According to the filing in federal court in Buffalo, New York, the polygraph focused on the authenticity of the contract with Zuckerberk, and showed no deception.
The test results are part of Ceglia's opposition to Facebook's request that he immediately turn over the alleged original contract and emails for inspection, without being asked to return, Reuters reported.
Ceglia's lawyers said the results of the lie-detector test prove the authenticity of the agreement and emails. They asked the court to allow both sides to inspect the evidence, instead of granting Facebook's request that only it should be allowed to do so.
A wood pellet salesman from Wellsville, New York, Ceglia is trying to show that in 2003 he contracted 50 percent of Zuckerberg's interest in what became Facebook.
Facebook has claimd that Ceglia is a cheat and that the contract is an amateurish forgery and the emails fabricated.

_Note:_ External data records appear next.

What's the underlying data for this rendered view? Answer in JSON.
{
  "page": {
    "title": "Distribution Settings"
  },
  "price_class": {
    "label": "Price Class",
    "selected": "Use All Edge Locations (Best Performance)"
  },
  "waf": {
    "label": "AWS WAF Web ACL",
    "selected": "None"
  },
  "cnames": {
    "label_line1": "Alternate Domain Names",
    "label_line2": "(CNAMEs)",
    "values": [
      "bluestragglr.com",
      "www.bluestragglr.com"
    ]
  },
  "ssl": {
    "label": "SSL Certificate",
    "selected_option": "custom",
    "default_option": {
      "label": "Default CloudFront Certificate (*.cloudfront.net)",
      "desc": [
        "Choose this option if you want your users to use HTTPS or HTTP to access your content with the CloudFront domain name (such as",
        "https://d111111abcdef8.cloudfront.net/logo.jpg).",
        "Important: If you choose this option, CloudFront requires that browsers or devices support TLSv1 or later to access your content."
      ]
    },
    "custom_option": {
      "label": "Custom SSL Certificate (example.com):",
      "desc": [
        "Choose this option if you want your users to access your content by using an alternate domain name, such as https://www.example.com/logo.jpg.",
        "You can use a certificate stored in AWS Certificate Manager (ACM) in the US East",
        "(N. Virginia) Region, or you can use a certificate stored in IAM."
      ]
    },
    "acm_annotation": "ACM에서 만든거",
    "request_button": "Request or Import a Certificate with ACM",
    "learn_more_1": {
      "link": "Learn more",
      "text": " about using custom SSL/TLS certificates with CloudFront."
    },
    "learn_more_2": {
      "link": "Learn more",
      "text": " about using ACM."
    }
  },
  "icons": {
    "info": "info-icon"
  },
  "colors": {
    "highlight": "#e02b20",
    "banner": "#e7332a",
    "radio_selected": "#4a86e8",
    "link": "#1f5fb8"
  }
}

Facebook admits that in 2003 when Zuckerberg was a freshman at Harvard, he did some programming work for Ceglia to earn money. However, the company denies Celiga's stake in Facebook.